Field, Farm and Forest has resumed its nature-based programs for children and families at its new location in Newark. In a large and lush old forest, in rippling streams, and in grassy fields dotted with apple trees, children are given the opportunity to learn about nature and themselves through play, exploration, and inquiry.
"Children need more time to just be in a natural environment", says Kristen Langlais, one of the founders of this organization. "It's good for their self-confidence, for building brain connections through movement, and for learning how to get along with others socially. Using an emergent curriculum approach and allowing kids to freely play outside helps kids gain cognitive skills as well as a better sense of place."
FFF will offer several programs for children and families. Its "Forest Kindergarten" program for 3-6 year olds, called the "Kinglets", is based on the "Waldkindergarten" model of education, which is immensely popular overseas but is just starting to become more common here in the US. Children spend most of their time outside, their play and interests guide their days, and art, literature, music, and math skills are incorporated into their experiences. It's an alternative to traditional preschools which are often teacher-led and primarily indoors. This fall, FFF will receive its early childhood program license and will be able to offer full- and part-time care for children. Until then, its Forest Kindergarten program will meet on Tuesdays and Thursdays.

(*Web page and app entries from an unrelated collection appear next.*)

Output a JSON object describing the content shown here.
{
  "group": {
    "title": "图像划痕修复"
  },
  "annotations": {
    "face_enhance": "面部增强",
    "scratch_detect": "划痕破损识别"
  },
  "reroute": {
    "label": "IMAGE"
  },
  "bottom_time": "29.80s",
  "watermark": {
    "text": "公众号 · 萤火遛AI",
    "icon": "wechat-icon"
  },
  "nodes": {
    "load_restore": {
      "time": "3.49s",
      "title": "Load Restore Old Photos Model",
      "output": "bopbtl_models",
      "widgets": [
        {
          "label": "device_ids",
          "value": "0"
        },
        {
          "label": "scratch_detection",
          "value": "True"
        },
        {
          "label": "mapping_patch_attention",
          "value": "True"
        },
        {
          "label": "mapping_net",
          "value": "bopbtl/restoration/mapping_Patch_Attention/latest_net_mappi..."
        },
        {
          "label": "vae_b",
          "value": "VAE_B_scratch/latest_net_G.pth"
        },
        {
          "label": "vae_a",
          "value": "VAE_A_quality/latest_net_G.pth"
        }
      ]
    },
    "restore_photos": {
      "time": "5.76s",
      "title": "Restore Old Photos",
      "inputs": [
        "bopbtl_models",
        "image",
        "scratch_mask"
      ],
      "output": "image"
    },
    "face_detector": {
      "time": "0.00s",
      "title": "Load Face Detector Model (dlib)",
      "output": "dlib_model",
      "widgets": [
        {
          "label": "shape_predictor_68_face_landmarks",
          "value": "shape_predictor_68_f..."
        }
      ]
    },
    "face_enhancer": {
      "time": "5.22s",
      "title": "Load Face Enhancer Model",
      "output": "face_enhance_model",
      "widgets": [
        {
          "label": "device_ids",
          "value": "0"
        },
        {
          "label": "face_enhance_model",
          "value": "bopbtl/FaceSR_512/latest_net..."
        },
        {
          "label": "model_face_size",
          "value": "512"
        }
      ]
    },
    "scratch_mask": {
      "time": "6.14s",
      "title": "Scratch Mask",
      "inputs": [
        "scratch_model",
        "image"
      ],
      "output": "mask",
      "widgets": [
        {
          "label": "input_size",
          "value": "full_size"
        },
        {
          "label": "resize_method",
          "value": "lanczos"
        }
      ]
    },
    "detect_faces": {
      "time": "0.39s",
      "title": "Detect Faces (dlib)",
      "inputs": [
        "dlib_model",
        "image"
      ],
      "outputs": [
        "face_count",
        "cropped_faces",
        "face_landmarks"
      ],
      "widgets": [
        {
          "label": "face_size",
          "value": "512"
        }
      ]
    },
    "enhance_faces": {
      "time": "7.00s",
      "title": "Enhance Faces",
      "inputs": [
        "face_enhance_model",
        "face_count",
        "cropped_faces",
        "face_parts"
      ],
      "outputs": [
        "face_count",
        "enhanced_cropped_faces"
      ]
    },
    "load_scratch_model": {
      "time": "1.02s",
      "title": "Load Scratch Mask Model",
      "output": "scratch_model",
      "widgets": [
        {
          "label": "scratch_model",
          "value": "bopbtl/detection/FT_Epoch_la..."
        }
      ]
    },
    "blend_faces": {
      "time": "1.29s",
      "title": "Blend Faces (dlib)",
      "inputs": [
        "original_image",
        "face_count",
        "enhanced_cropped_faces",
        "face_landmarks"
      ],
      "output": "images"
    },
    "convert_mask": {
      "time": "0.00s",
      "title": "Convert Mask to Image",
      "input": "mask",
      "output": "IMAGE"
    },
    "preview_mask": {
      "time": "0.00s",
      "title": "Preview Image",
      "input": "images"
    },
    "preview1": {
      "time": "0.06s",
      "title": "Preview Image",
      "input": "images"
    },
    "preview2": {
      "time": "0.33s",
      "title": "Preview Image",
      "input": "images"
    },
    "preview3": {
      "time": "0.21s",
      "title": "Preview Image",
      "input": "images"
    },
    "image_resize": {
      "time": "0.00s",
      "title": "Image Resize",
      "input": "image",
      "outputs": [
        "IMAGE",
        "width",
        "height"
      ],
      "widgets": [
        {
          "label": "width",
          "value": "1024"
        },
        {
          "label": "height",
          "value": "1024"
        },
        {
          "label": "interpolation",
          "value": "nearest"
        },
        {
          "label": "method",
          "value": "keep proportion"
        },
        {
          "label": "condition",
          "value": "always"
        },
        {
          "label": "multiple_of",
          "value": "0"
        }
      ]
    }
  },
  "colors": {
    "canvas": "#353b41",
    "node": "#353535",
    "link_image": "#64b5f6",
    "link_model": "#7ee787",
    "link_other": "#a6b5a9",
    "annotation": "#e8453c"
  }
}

FFF will also offer a "Hummingbirds" parent-child playgroup for 2-4 year olds as well as a "Timberdoodles" nature immersion program for 5-7 year olds. Both of these will include a Waldorf-inspired circle of songs, seasonal poems, movement, storytelling, and foreign language.
FFF has other plans to add in art and nature-oriented workshops for older children, educators, and parents, as well as chances for families to gather for seasonal festivals and music-making. To learn more about how FFF is striving to foster community in the NEK through nature play and place-based education, visit fieldfarmandforest.wordpress.com or find them on Facebook.